How Occupational Therapy Helps Parkinson’s

Parkinson’s disease is a degenerative disorder of the brain that impairs nerve cells that control movement. This leads to symptoms like shaking, stiffness and difficulty with walking and talking, that gradually worsen over time. Approximately 60,000 Americans are diagnosed with Parkinson’s each year, with men being 1.5 times more likely to have the disease than women.

April is both Parkinson’s and Occupational Therapy awareness month. Although there is no cure for Parkinson’s, occupational therapy treatments can help with those living with the disease have a better quality of life. A program offered at Overlake that has been shown to be beneficial is called LSVT BIG, which was developed from principles of the Lee Silverman Voice Treatment program (named for a woman living with Parkinson’s) that has been researched over the past 25 years.

Healthy Outlook spoke with occupational therapist Lorinda Hagstrom from Overlake’s Outpatient Rehabilitation Services to learn more about this treatment.

What is LSVT BIG?

LSVT BIG is an intensive, amplitude-focused approach to treating people with Parkinson's disease. It addresses the sensory-motor deficits and neurological pathways that are impaired by the disease, by providing feedback to the brain through effortful movement.

LSVT BIG addresses the movement deficits related to Parkinson's and its impact on daily function, including walking.
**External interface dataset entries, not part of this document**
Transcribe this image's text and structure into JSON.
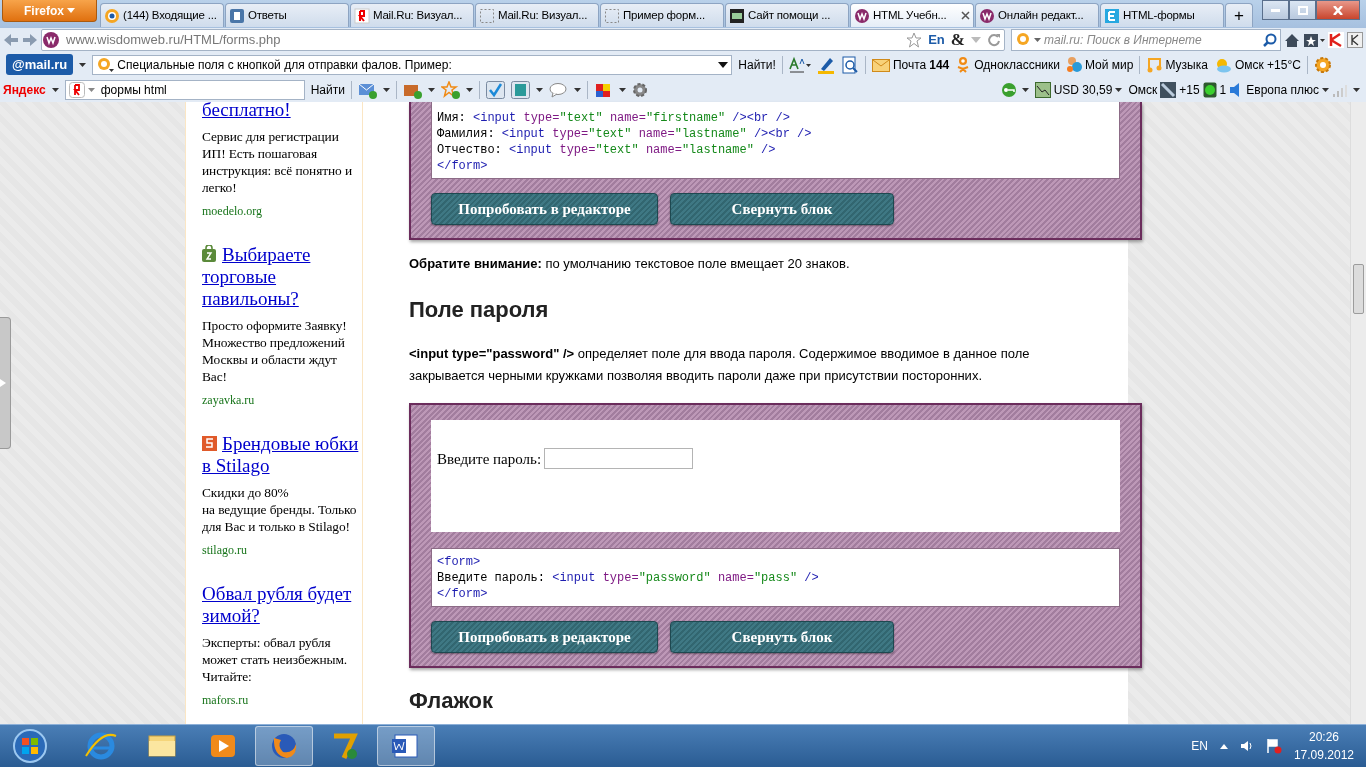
{
  "browser": {
    "menu_button": "Firefox",
    "tabs": [
      {
        "label": "(144) Входящие ...",
        "selected": false
      },
      {
        "label": "Ответы",
        "selected": false
      },
      {
        "label": "Mail.Ru: Визуал...",
        "selected": false
      },
      {
        "label": "Mail.Ru: Визуал...",
        "selected": false
      },
      {
        "label": "Пример форм...",
        "selected": false
      },
      {
        "label": "Сайт помощи ...",
        "selected": false
      },
      {
        "label": "HTML Учебн...",
        "selected": true
      },
      {
        "label": "Онлайн редакт...",
        "selected": false
      },
      {
        "label": "HTML-формы",
        "selected": false
      }
    ],
    "new_tab": "+",
    "address": "www.wisdomweb.ru/HTML/forms.php",
    "lang_indicator": "En",
    "ampersand": "&",
    "search": {
      "placeholder": "mail.ru: Поиск в Интернете"
    }
  },
  "mailru_bar": {
    "logo": "@mail.ru",
    "query": "Специальные поля с кнопкой для отправки фалов. Пример:",
    "find_button": "Найти!",
    "mail_label": "Почта",
    "mail_count": "144",
    "links": [
      "Одноклассники",
      "Мой мир",
      "Музыка"
    ],
    "weather": "Омск +15°C"
  },
  "yandex_bar": {
    "logo": "Яндекс",
    "query": "формы html",
    "find_button": "Найти",
    "currency": "USD 30,59",
    "city": "Омск",
    "temperature": "+15",
    "count": "1",
    "radio": "Европа плюс"
  },
  "ads": [
    {
      "title": "бесплатно!",
      "text": "Сервис для регистрации ИП! Есть пошаговая инструкция: всё понятно и легко!",
      "domain": "moedelo.org"
    },
    {
      "title": "Выбираете торговые павильоны?",
      "text": "Просто оформите Заявку! Множество предложений Москвы и области ждут Вас!",
      "domain": "zayavka.ru"
    },
    {
      "title": "Брендовые юбки в Stilago",
      "text": "Скидки до 80%\nна ведущие бренды. Только для Вас и только в Stilago!",
      "domain": "stilago.ru"
    },
    {
      "title": "Обвал рубля будет зимой?",
      "text": "Эксперты: обвал рубля может стать неизбежным. Читайте:",
      "domain": "mafors.ru"
    }
  ],
  "article": [
    {
      "kind": "example",
      "cut_top": true,
      "code": [
        [
          {
            "kind": "text",
            "text": "Имя: "
          },
          {
            "kind": "tag",
            "text": "<input "
          },
          {
            "kind": "attr",
            "text": "type="
          },
          {
            "kind": "value",
            "text": "\"text\" "
          },
          {
            "kind": "attr",
            "text": "name="
          },
          {
            "kind": "value",
            "text": "\"firstname\" "
          },
          {
            "kind": "tag",
            "text": "/><br />"
          }
        ],
        [
          {
            "kind": "text",
            "text": "Фамилия: "
          },
          {
            "kind": "tag",
            "text": "<input "
          },
          {
            "kind": "attr",
            "text": "type="
          },
          {
            "kind": "value",
            "text": "\"text\" "
          },
          {
            "kind": "attr",
            "text": "name="
          },
          {
            "kind": "value",
            "text": "\"lastname\" "
          },
          {
            "kind": "tag",
            "text": "/><br />"
          }
        ],
        [
          {
            "kind": "text",
            "text": "Отчество: "
          },
          {
            "kind": "tag",
            "text": "<input "
          },
          {
            "kind": "attr",
            "text": "type="
          },
          {
            "kind": "value",
            "text": "\"text\" "
          },
          {
            "kind": "attr",
            "text": "name="
          },
          {
            "kind": "value",
            "text": "\"lastname\" "
          },
          {
            "kind": "tag",
            "text": "/>"
          }
        ],
        [
          {
            "kind": "tag",
            "text": "</form>"
          }
        ]
      ],
      "buttons": [
        "Попробовать в редакторе",
        "Свернуть блок"
      ]
    },
    {
      "kind": "paragraph",
      "text": "**Обратите внимание:** по умолчанию текстовое поле вмещает 20 знаков."
    },
    {
      "kind": "heading",
      "text": "Поле пароля"
    },
    {
      "kind": "paragraph",
      "text": "**<input type=\"password\" />** определяет поле для ввода пароля. Содержимое вводимое в данное поле закрывается черными кружками позволяя вводить пароли даже при присутствии посторонних."
    },
    {
      "kind": "example",
      "cut_top": false,
      "demo_label": "Введите пароль:",
      "code": [
        [
          {
            "kind": "tag",
            "text": "<form>"
          }
        ],
        [
          {
            "kind": "text",
            "text": "Введите пароль: "
          },
          {
            "kind": "tag",
            "text": "<input "
          },
          {
            "kind": "attr",
            "text": "type="
          },
          {
            "kind": "value",
            "text": "\"password\" "
          },
          {
            "kind": "attr",
            "text": "name="
          },
          {
            "kind": "value",
            "text": "\"pass\" "
          },
          {
            "kind": "tag",
            "text": "/>"
          }
        ],
        [
          {
            "kind": "tag",
            "text": "</form>"
          }
        ]
      ],
      "buttons": [
        "Попробовать в редакторе",
        "Свернуть блок"
      ]
    },
    {
      "kind": "heading",
      "text": "Флажок"
    }
  ],
  "taskbar": {
    "language": "EN",
    "time": "20:26",
    "date": "17.09.2012"
  }
}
LSVT LOUD treats the voice and speech disorders that develop in people with Parkinson's.

Who can benefit from this program?

People with Parkinson's, especially in the early stages but really across the spectrum if they can follow instructions. People with other neurological conditions may also benefit from the principles. 

How long does the LSVT program last?

The LSVT BIG program is 16 sessions: four consecutive days per week for four weeks. Each session lasts one hour. There is daily homework practice as well. Once a person graduates from LSVT BIG with the skilled therapy sessions, the recommendation is to continue the exercises daily.

At our clinic, we have occupational therapy, physical therapy and speech-language pathology all under one roof. Occupational and physical therapy combine to provide the frequency of services each week, which allows us to address a vast number of a person's concerns in that four-week period.

What do patients and their families say about LSVT?

Patients are excited to see and feel the changes. Loved ones will often comment on their observation of the person's improved movement or posture or daily activity participation. Most clients notice progress in their walking and movement within the first week, but the real change is at the end of four weeks when re-testing shows numbers that reinforce how he/she feels related to gains in walking speed, balance, managing buttons or fasteners, bed mobility and daily tasks.

LSVT BIG is improving the quality of life for our clients, but it is also very rewarding for the therapists. To see their expression and realization of what they can still do is a joy, and doing the movements alongside him/her reminds me of the effort that is put forth as they live with the disease day in and day out. It takes a lot of commitment from the client, their support system and us as therapists, but the outcomes are worth it.

LSVT programs require a physician referral. To learn more, talk to your healthcare provider or visit Overlake’s Outpatient Rehabilitation Services.